══ INPUT DATA

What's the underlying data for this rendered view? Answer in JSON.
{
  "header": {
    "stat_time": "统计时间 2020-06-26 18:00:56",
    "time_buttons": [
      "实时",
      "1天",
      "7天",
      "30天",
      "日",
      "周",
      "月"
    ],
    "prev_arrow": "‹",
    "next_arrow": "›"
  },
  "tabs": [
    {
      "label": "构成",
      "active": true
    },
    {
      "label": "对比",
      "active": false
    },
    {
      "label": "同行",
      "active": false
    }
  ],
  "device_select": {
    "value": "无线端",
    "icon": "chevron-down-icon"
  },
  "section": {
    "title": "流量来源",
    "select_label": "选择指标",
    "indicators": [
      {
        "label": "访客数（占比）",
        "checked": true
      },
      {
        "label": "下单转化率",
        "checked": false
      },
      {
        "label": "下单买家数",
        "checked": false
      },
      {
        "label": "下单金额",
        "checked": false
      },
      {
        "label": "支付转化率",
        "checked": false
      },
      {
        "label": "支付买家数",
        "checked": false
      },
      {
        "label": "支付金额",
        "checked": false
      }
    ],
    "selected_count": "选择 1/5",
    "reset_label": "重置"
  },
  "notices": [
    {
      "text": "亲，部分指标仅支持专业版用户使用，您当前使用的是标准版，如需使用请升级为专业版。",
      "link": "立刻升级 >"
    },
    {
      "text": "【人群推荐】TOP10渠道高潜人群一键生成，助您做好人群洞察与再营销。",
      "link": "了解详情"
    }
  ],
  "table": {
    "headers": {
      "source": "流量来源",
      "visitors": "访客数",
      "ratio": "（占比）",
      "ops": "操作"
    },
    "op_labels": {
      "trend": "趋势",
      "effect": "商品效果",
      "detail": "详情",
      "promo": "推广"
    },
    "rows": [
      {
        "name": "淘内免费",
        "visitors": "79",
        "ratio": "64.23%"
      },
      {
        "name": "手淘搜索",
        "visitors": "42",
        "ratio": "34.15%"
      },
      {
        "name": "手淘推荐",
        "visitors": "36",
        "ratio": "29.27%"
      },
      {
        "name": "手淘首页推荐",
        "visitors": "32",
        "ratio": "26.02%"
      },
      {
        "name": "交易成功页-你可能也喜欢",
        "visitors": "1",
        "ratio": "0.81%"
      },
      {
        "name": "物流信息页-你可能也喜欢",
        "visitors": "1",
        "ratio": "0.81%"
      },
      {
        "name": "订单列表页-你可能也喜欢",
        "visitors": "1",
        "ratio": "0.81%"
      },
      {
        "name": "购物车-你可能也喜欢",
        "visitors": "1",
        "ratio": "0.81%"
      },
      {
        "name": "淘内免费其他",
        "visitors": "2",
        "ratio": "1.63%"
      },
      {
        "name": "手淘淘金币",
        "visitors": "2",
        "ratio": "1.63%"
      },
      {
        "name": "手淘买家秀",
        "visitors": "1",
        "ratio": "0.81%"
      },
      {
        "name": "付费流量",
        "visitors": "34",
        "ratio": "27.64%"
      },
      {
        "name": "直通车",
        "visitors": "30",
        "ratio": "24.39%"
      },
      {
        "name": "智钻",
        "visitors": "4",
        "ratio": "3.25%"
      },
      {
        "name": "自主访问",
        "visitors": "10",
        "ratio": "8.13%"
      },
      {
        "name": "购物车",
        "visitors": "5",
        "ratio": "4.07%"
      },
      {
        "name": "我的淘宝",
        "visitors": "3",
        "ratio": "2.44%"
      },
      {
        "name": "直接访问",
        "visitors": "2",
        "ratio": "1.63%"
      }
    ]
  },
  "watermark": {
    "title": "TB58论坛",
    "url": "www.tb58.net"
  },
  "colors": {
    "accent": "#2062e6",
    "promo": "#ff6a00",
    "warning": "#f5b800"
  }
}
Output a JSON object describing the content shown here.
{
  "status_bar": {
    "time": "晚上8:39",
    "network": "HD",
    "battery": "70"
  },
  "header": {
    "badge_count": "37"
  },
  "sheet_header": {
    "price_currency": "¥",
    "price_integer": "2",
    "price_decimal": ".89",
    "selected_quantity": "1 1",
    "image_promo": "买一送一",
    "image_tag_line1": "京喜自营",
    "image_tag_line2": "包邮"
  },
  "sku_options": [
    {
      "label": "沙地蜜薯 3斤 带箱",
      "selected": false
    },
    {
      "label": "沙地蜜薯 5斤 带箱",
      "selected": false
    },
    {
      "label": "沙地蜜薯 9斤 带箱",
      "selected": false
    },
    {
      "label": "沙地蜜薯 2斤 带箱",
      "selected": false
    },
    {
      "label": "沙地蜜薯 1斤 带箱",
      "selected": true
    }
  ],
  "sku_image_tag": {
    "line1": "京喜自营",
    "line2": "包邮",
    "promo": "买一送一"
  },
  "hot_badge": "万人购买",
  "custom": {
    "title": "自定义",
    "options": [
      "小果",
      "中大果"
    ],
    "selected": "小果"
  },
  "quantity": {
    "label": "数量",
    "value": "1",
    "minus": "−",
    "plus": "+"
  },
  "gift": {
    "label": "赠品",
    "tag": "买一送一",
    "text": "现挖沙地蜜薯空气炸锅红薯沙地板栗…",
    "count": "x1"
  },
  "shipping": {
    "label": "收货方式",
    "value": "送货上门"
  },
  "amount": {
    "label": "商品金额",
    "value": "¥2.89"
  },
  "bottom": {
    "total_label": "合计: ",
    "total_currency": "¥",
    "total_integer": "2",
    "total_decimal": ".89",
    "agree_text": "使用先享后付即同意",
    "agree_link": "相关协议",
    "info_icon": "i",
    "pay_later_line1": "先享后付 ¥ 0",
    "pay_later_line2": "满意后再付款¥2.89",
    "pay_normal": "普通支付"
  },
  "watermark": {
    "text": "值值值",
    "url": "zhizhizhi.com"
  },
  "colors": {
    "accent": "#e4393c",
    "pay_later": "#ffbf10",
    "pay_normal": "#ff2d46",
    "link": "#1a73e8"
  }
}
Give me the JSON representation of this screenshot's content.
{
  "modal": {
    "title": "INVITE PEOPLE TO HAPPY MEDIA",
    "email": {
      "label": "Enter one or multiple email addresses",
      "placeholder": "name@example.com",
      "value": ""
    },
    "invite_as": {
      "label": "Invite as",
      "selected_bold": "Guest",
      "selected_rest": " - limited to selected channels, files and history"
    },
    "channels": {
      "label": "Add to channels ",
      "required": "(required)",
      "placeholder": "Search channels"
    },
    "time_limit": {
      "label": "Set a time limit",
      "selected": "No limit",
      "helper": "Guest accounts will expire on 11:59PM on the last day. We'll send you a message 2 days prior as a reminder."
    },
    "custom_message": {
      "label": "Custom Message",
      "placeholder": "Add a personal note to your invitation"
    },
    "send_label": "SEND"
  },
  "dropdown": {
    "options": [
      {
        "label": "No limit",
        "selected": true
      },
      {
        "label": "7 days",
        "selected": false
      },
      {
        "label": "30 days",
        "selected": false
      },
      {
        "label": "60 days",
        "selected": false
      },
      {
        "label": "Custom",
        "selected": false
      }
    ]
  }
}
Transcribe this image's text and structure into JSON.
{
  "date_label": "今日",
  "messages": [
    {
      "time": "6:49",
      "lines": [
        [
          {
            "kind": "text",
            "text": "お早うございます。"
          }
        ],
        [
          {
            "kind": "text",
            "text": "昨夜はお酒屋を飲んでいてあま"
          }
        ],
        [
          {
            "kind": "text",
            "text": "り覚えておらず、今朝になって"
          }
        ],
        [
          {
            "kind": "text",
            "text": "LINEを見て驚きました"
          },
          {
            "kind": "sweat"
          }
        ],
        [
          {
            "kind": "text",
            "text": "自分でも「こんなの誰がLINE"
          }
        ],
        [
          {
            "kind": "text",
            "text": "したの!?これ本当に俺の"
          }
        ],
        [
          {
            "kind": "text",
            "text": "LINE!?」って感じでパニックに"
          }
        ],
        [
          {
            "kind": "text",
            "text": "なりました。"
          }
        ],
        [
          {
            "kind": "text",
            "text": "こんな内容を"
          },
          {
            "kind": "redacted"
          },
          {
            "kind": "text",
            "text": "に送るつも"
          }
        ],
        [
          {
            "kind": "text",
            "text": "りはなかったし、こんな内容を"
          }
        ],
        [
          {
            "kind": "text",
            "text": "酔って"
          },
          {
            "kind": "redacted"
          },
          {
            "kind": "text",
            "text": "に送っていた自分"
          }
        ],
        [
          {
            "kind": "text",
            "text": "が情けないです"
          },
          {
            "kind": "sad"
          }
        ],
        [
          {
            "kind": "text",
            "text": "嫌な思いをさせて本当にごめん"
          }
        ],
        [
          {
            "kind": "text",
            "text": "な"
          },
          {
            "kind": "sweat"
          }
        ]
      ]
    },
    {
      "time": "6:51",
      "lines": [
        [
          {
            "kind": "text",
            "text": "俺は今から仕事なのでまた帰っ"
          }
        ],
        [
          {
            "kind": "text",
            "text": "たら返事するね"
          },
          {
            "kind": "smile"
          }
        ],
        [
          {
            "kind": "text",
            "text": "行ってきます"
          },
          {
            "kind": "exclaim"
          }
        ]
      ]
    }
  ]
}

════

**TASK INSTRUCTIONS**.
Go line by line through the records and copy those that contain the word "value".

**OUTPUT OF THE TASK**.
    "value": "无线端",
    "value": "1",
    "value": "送货上门"
    "value": "¥2.89"
      "value": ""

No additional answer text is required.